You are the owner of this article.

GCASA’s New Programs Help Even the Odds

  • Updated
  • 3 min to read
             The Genesee/Orleans Council on Alcoholism and Substance Abuse (GCASA), with locations in both Batavia and Albion, supports a much greater population than many may think, serving Genesee, Orleans and Wyoming Counties. For many years, GCASA has served people with Substance Use Disorder. Now, its innovative programs offer a glimpse of hope to both those struggling with substance use and those who love them.
With mobile units like this one, Peer Recovery Advocates are able to go into the communities.

With mobile units like this one, Peer Recovery Advocates are able to go into the communities.

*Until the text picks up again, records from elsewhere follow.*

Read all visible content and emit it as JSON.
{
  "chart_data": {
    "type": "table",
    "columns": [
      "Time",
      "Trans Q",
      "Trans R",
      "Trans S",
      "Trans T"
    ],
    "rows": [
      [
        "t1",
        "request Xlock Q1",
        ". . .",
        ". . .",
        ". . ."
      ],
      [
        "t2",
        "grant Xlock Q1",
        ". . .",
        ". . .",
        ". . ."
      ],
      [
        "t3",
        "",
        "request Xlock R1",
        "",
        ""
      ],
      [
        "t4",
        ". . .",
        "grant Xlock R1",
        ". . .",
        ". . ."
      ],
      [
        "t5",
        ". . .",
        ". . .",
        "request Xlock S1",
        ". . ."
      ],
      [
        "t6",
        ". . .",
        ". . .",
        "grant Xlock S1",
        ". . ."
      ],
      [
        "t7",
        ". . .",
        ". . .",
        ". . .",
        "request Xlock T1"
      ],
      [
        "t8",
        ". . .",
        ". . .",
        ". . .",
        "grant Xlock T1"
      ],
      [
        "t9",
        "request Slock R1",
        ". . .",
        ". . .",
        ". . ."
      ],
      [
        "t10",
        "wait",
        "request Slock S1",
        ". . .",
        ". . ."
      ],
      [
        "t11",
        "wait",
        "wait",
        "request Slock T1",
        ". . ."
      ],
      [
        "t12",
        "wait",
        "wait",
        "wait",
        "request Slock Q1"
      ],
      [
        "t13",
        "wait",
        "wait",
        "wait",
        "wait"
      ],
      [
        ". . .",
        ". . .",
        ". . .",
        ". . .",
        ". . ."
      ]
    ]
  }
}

             The current Opioid Epidemic brought many new services to GCASA. To its Director of Communications & Development, Shannon Ford, this means they can better serve area communities. “We opened up our opioid treatment program—a methadone clinic—in Batavia almost a year ago now,” she said. “We fall in between Rochester and Buffalo, so there was a huge need. Methadone is administered every single day, and people couldn’t get to Buffalo or Rochester daily for that service.”
 
             At about the same time, GCASA launched its ground-breaking Peer Recovery Program. “The Peer Recovery Program is very exciting,” said Ford. “It is a very new field that is recognized by the state.” There is credentialing that is involved in order for someone to be a Peer Recovery Advocate with GCASA.
 
             “Our Peers work with people in a non-clinical way,” explained Ford. “Our counselors are able to help, but there are boundaries and limits to that service delivery. Peers are able to fill in some of those gaps and to meet broader needs.” Peers may offer to give a ride to an appointment, go to NA or AA, offer support at a court appearance and talk through difficult times.
 
             “Peers also have a mobile unit. “Peers park in the community so anyone can approach them,” stated Ford. “They are an onsite information resource and can help get people set up for an evaluation. They can transport people to a detox facility, recovery center or an inpatient treatment facility. They are extremely flexible with a lot to offer.” Peers also must have “lived experienced,” whether as someone who has struggled personally or who has dealt with a struggling loved one.
 
             Peers are also essential in emergency situations. “We have a protocol established with the hospitals in all three of the counties we serve,” shared Ford. “At the ER, if someone presents having had an overdose, overdosing or withdrawing from use, they can have a peer contacted and deployed to that hospital 24/7, 365 days a year.” Hospitals can also now provide a “bridge script,” of suboxone so that the person can have medication until they are able to see a doctor and receive a full prescription. Peers also offer Narcan training on the spot to loved ones.
 
             Programs like these come at a cost, and Ford explains that special funding has made these services possible. “We are pretty lucky,” she said. “We have several different funding sources. For example, we have a grant through the Greater Rochester Health Foundation that funds the Genesee Orleans Wyoming Opioid Task Force.  We also have several state grants that support a variety of services.” Funding is understandably becoming more available.
 
             “The Opioid Epidemic has really changed everything,” explained Ford. “People are dying. Before the Opioid Epidemic, it would be rare for us to lose someone, and if we did, it might be one patient a year due to a very long, chronic condition. The Opioid Epidemic has been so dangerous. We have lost many patients, and those are just the ones we know about.”
 
             Not only are people at a much higher risk for overdosing and dying, but also that risk increases exponentially if Fentanyl is involved. “Heroin is cheap, accessible and dangerous,” she said. “Fentanyl raises that bar and is much more dangerous.”
 
             “We are doing everything we can as an agency to stop people from dying,” said Ford. “We know people with a substance use disorder can recover with the right treatment. We truly care about the people with whom we work. We love them and want them to live meaningful, fulfilled lives. We understand that Substance Use Disorder is a disease of the brain, and we are working hard to change people’s perception of what a substance using person looks like. Substances Use Disorder can be treated. Recovery is possible.”
 
             GCASA plans to open a detox center in Batavia and a women’s and children’s community residence in Albion, breaking ground next spring. “We are removing a huge barrier to women by providing a place for their children, as well,” said Ford. GCASA will also open a recovery center in Batavia. “This will be a safe place for people to go and do a variety of activities,” said Ford. “It will be holistic, including mindfulness, yoga, cooking classes, even TVs so that people do not have to go to bars to watch sports with friends, remaining safe, drug and alcohol-free.”
 
              Enjoy this article? Check out this week’s other great stories:
 
 
             Have something interesting you’d like to share with our readers? Perhaps an original story, a personal experience, community happening, or school event? Add some photos, and your story will be featured on our popular website for all to see. Who knows - it may even end up in print! It’s easy to do. Go to My Hometown to view previously posted stories. To post your own, visit Community at My Hometown today!